Task details
The pictures are to be dropped, and the records below are to be restated word for word.

Input for this task
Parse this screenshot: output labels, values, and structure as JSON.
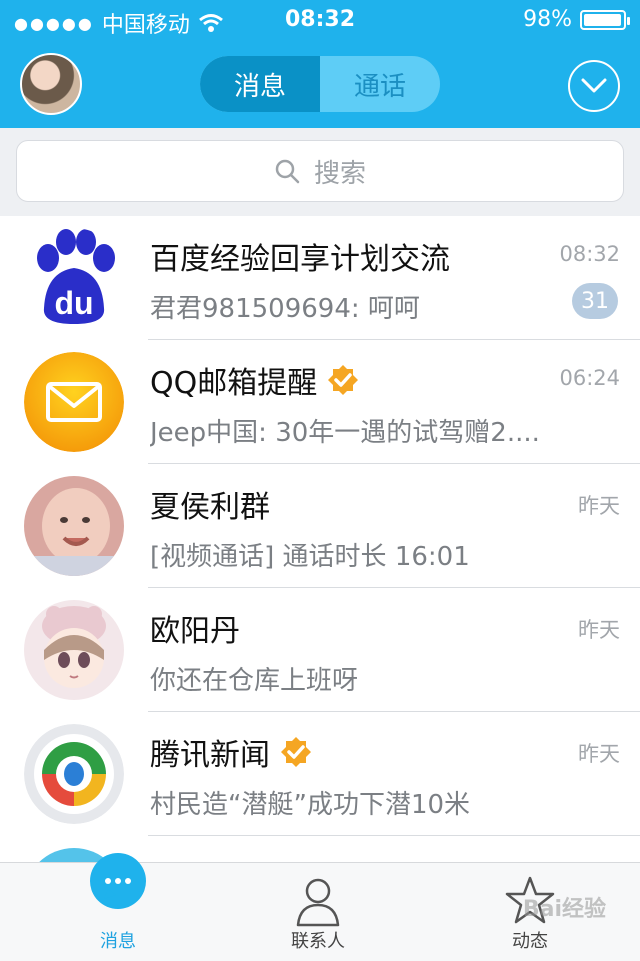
{
  "status_bar": {
    "signal": "●●●●●",
    "carrier": "中国移动",
    "time": "08:32",
    "battery": "98%",
    "battery_level": 0.98
  },
  "header": {
    "tabs": [
      {
        "label": "消息",
        "active": true
      },
      {
        "label": "通话",
        "active": false
      }
    ]
  },
  "search": {
    "placeholder": "搜索"
  },
  "conversations": [
    {
      "name": "百度经验回享计划交流",
      "time": "08:32",
      "preview": "君君981509694: 呵呵",
      "badge": "31",
      "verified": false,
      "avatar": "baidu-logo"
    },
    {
      "name": "QQ邮箱提醒",
      "time": "06:24",
      "preview": "Jeep中国: 30年一遇的试驾赠2....",
      "badge": "",
      "verified": true,
      "avatar": "mail-icon"
    },
    {
      "name": "夏侯利群",
      "time": "昨天",
      "preview": "[视频通话] 通话时长 16:01",
      "badge": "",
      "verified": false,
      "avatar": "baby-photo"
    },
    {
      "name": "欧阳丹",
      "time": "昨天",
      "preview": "你还在仓库上班呀",
      "badge": "",
      "verified": false,
      "avatar": "anime-avatar"
    },
    {
      "name": "腾讯新闻",
      "time": "昨天",
      "preview": "村民造“潜艇”成功下潜10米",
      "badge": "",
      "verified": true,
      "avatar": "tencent-news-logo"
    }
  ],
  "tabbar": {
    "items": [
      {
        "label": "消息",
        "icon": "chat-bubble-icon",
        "active": true
      },
      {
        "label": "联系人",
        "icon": "person-icon",
        "active": false
      },
      {
        "label": "动态",
        "icon": "star-icon",
        "active": false
      }
    ],
    "watermark": "Bai经验"
  },
  "colors": {
    "header_bg": "#1fb2ec",
    "active_tab": "#0a91c6",
    "badge": "#b6cbe0",
    "verified": "#f5a623"
  }
}
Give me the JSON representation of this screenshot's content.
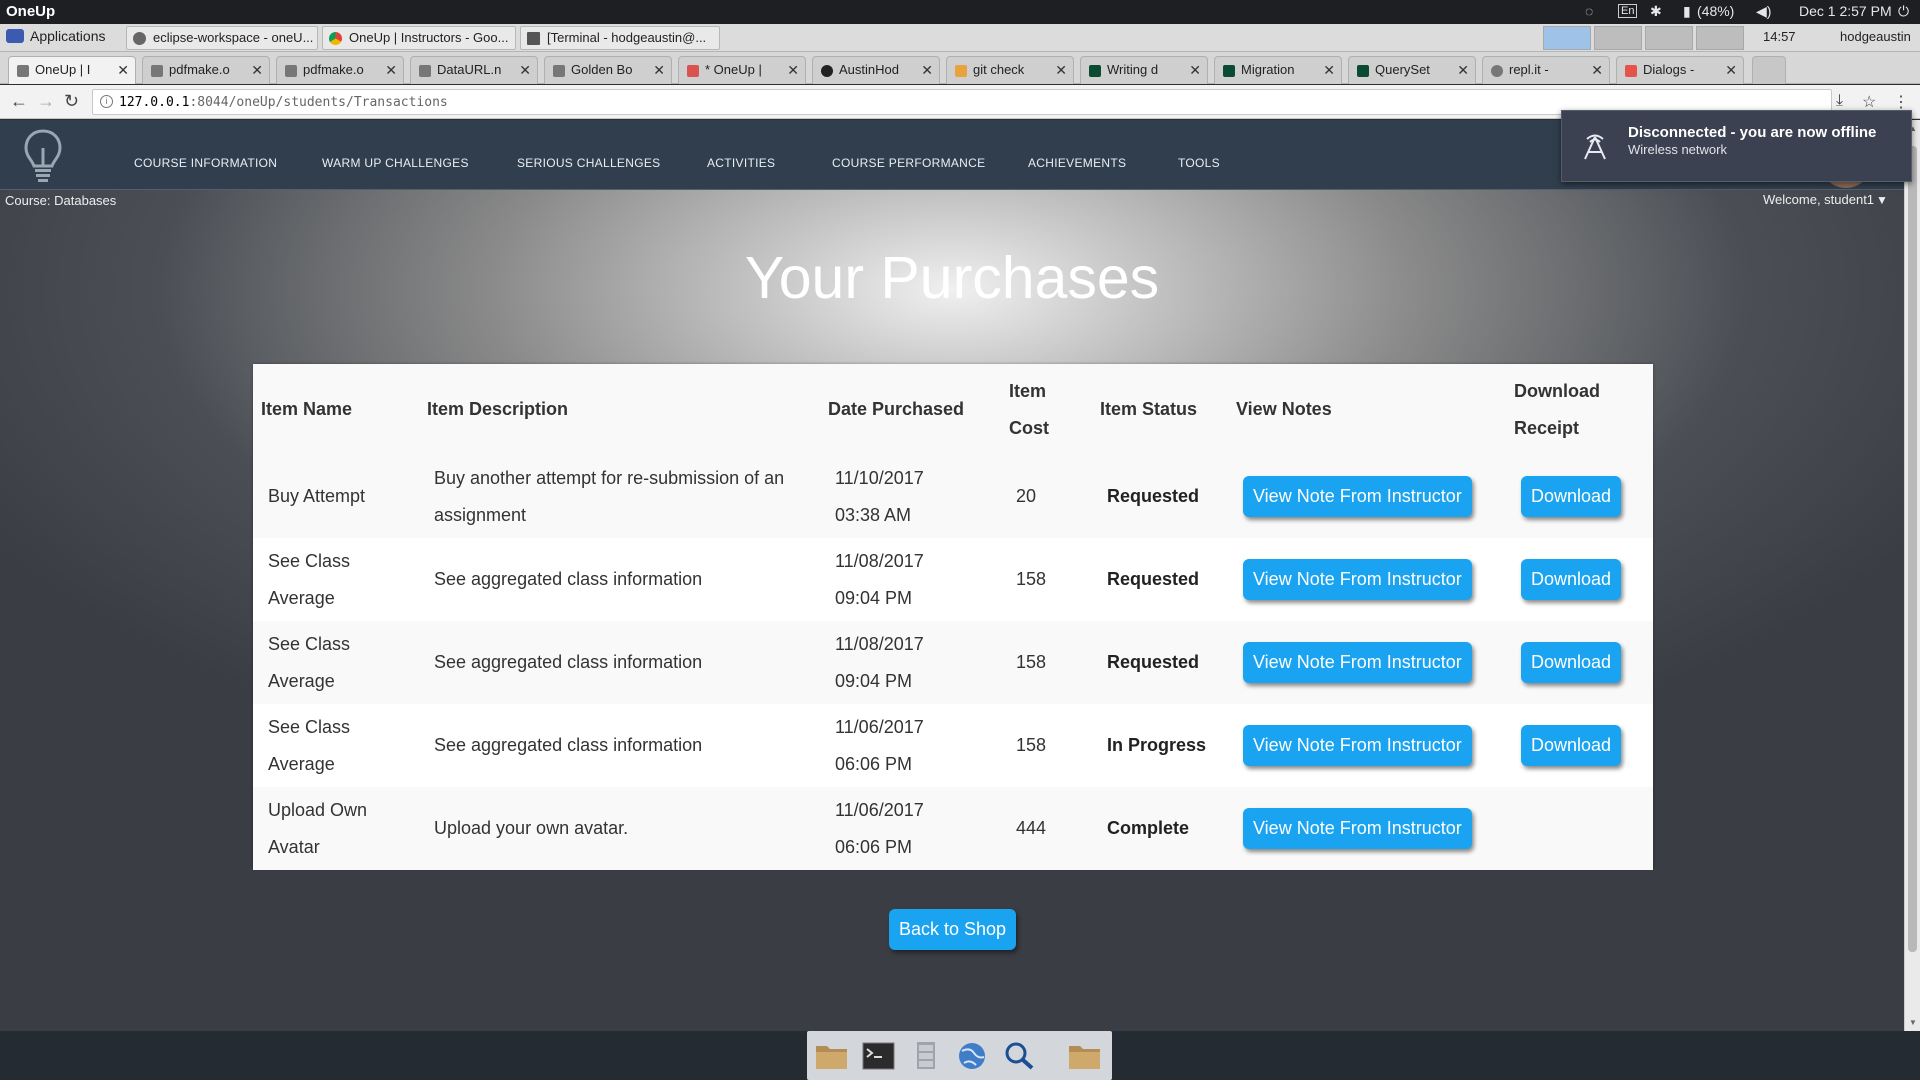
{
  "system": {
    "app_name": "OneUp",
    "battery": "(48%)",
    "datetime": "Dec 1  2:57 PM",
    "lang": "En"
  },
  "panel": {
    "applications_label": "Applications",
    "tasks": [
      "eclipse-workspace - oneU...",
      "OneUp | Instructors - Goo...",
      "[Terminal - hodgeaustin@..."
    ],
    "clock": "14:57",
    "user": "hodgeaustin"
  },
  "browser": {
    "tabs": [
      "OneUp | I",
      "pdfmake.o",
      "pdfmake.o",
      "DataURL.n",
      "Golden Bo",
      "* OneUp |",
      "AustinHod",
      "git check",
      "Writing d",
      "Migration",
      "QuerySet",
      "repl.it -",
      "Dialogs -"
    ],
    "url_host": "127.0.0.1",
    "url_rest": ":8044/oneUp/students/Transactions"
  },
  "site": {
    "menu": [
      "COURSE INFORMATION",
      "WARM UP CHALLENGES",
      "SERIOUS CHALLENGES",
      "ACTIVITIES",
      "COURSE PERFORMANCE",
      "ACHIEVEMENTS",
      "TOOLS"
    ],
    "course": "Course: Databases",
    "welcome": "Welcome, student1"
  },
  "notification": {
    "title": "Disconnected - you are now offline",
    "subtitle": "Wireless network"
  },
  "purchases": {
    "title": "Your Purchases",
    "headers": {
      "name": "Item Name",
      "description": "Item Description",
      "date": "Date Purchased",
      "cost_1": "Item",
      "cost_2": "Cost",
      "status": "Item Status",
      "notes": "View Notes",
      "receipt_1": "Download",
      "receipt_2": "Receipt"
    },
    "rows": [
      {
        "name": "Buy Attempt",
        "description": "Buy another attempt for re-submission of an assignment",
        "date": "11/10/2017",
        "time": "03:38 AM",
        "cost": "20",
        "status": "Requested",
        "note_label": "View Note From Instructor",
        "download_label": "Download"
      },
      {
        "name": "See Class Average",
        "description": "See aggregated class information",
        "date": "11/08/2017",
        "time": "09:04 PM",
        "cost": "158",
        "status": "Requested",
        "note_label": "View Note From Instructor",
        "download_label": "Download"
      },
      {
        "name": "See Class Average",
        "description": "See aggregated class information",
        "date": "11/08/2017",
        "time": "09:04 PM",
        "cost": "158",
        "status": "Requested",
        "note_label": "View Note From Instructor",
        "download_label": "Download"
      },
      {
        "name": "See Class Average",
        "description": "See aggregated class information",
        "date": "11/06/2017",
        "time": "06:06 PM",
        "cost": "158",
        "status": "In Progress",
        "note_label": "View Note From Instructor",
        "download_label": "Download"
      },
      {
        "name": "Upload Own Avatar",
        "description": "Upload your own avatar.",
        "date": "11/06/2017",
        "time": "06:06 PM",
        "cost": "444",
        "status": "Complete",
        "note_label": "View Note From Instructor",
        "download_label": ""
      }
    ],
    "back_label": "Back to Shop"
  }
}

Exercise result
Parse this screenshot: output labels, values, and structure as JSON.
{
  "status_bar": {
    "signal": "●●●●●",
    "carrier": "中国移动",
    "time": "08:32",
    "battery": "98%",
    "battery_level": 0.98
  },
  "header": {
    "tabs": [
      {
        "label": "消息",
        "active": true
      },
      {
        "label": "通话",
        "active": false
      }
    ]
  },
  "search": {
    "placeholder": "搜索"
  },
  "conversations": [
    {
      "name": "百度经验回享计划交流",
      "time": "08:32",
      "preview": "君君981509694: 呵呵",
      "badge": "31",
      "verified": false,
      "avatar": "baidu-logo"
    },
    {
      "name": "QQ邮箱提醒",
      "time": "06:24",
      "preview": "Jeep中国: 30年一遇的试驾赠2....",
      "badge": "",
      "verified": true,
      "avatar": "mail-icon"
    },
    {
      "name": "夏侯利群",
      "time": "昨天",
      "preview": "[视频通话] 通话时长 16:01",
      "badge": "",
      "verified": false,
      "avatar": "baby-photo"
    },
    {
      "name": "欧阳丹",
      "time": "昨天",
      "preview": "你还在仓库上班呀",
      "badge": "",
      "verified": false,
      "avatar": "anime-avatar"
    },
    {
      "name": "腾讯新闻",
      "time": "昨天",
      "preview": "村民造“潜艇”成功下潜10米",
      "badge": "",
      "verified": true,
      "avatar": "tencent-news-logo"
    }
  ],
  "tabbar": {
    "items": [
      {
        "label": "消息",
        "icon": "chat-bubble-icon",
        "active": true
      },
      {
        "label": "联系人",
        "icon": "person-icon",
        "active": false
      },
      {
        "label": "动态",
        "icon": "star-icon",
        "active": false
      }
    ],
    "watermark": "Bai经验"
  },
  "colors": {
    "header_bg": "#1fb2ec",
    "active_tab": "#0a91c6",
    "badge": "#b6cbe0",
    "verified": "#f5a623"
  }
}
Give me the JSON representation of this screenshot's content.
{
  "system": {
    "app_name": "OneUp",
    "battery": "(48%)",
    "datetime": "Dec 1  2:57 PM",
    "lang": "En"
  },
  "panel": {
    "applications_label": "Applications",
    "tasks": [
      "eclipse-workspace - oneU...",
      "OneUp | Instructors - Goo...",
      "[Terminal - hodgeaustin@..."
    ],
    "clock": "14:57",
    "user": "hodgeaustin"
  },
  "browser": {
    "tabs": [
      "OneUp | I",
      "pdfmake.o",
      "pdfmake.o",
      "DataURL.n",
      "Golden Bo",
      "* OneUp |",
      "AustinHod",
      "git check",
      "Writing d",
      "Migration",
      "QuerySet",
      "repl.it -",
      "Dialogs -"
    ],
    "url_host": "127.0.0.1",
    "url_rest": ":8044/oneUp/students/Transactions"
  },
  "site": {
    "menu": [
      "COURSE INFORMATION",
      "WARM UP CHALLENGES",
      "SERIOUS CHALLENGES",
      "ACTIVITIES",
      "COURSE PERFORMANCE",
      "ACHIEVEMENTS",
      "TOOLS"
    ],
    "course": "Course: Databases",
    "welcome": "Welcome, student1"
  },
  "notification": {
    "title": "Disconnected - you are now offline",
    "subtitle": "Wireless network"
  },
  "purchases": {
    "title": "Your Purchases",
    "headers": {
      "name": "Item Name",
      "description": "Item Description",
      "date": "Date Purchased",
      "cost_1": "Item",
      "cost_2": "Cost",
      "status": "Item Status",
      "notes": "View Notes",
      "receipt_1": "Download",
      "receipt_2": "Receipt"
    },
    "rows": [
      {
        "name": "Buy Attempt",
        "description": "Buy another attempt for re-submission of an assignment",
        "date": "11/10/2017",
        "time": "03:38 AM",
        "cost": "20",
        "status": "Requested",
        "note_label": "View Note From Instructor",
        "download_label": "Download"
      },
      {
        "name": "See Class Average",
        "description": "See aggregated class information",
        "date": "11/08/2017",
        "time": "09:04 PM",
        "cost": "158",
        "status": "Requested",
        "note_label": "View Note From Instructor",
        "download_label": "Download"
      },
      {
        "name": "See Class Average",
        "description": "See aggregated class information",
        "date": "11/08/2017",
        "time": "09:04 PM",
        "cost": "158",
        "status": "Requested",
        "note_label": "View Note From Instructor",
        "download_label": "Download"
      },
      {
        "name": "See Class Average",
        "description": "See aggregated class information",
        "date": "11/06/2017",
        "time": "06:06 PM",
        "cost": "158",
        "status": "In Progress",
        "note_label": "View Note From Instructor",
        "download_label": "Download"
      },
      {
        "name": "Upload Own Avatar",
        "description": "Upload your own avatar.",
        "date": "11/06/2017",
        "time": "06:06 PM",
        "cost": "444",
        "status": "Complete",
        "note_label": "View Note From Instructor",
        "download_label": ""
      }
    ],
    "back_label": "Back to Shop"
  }
}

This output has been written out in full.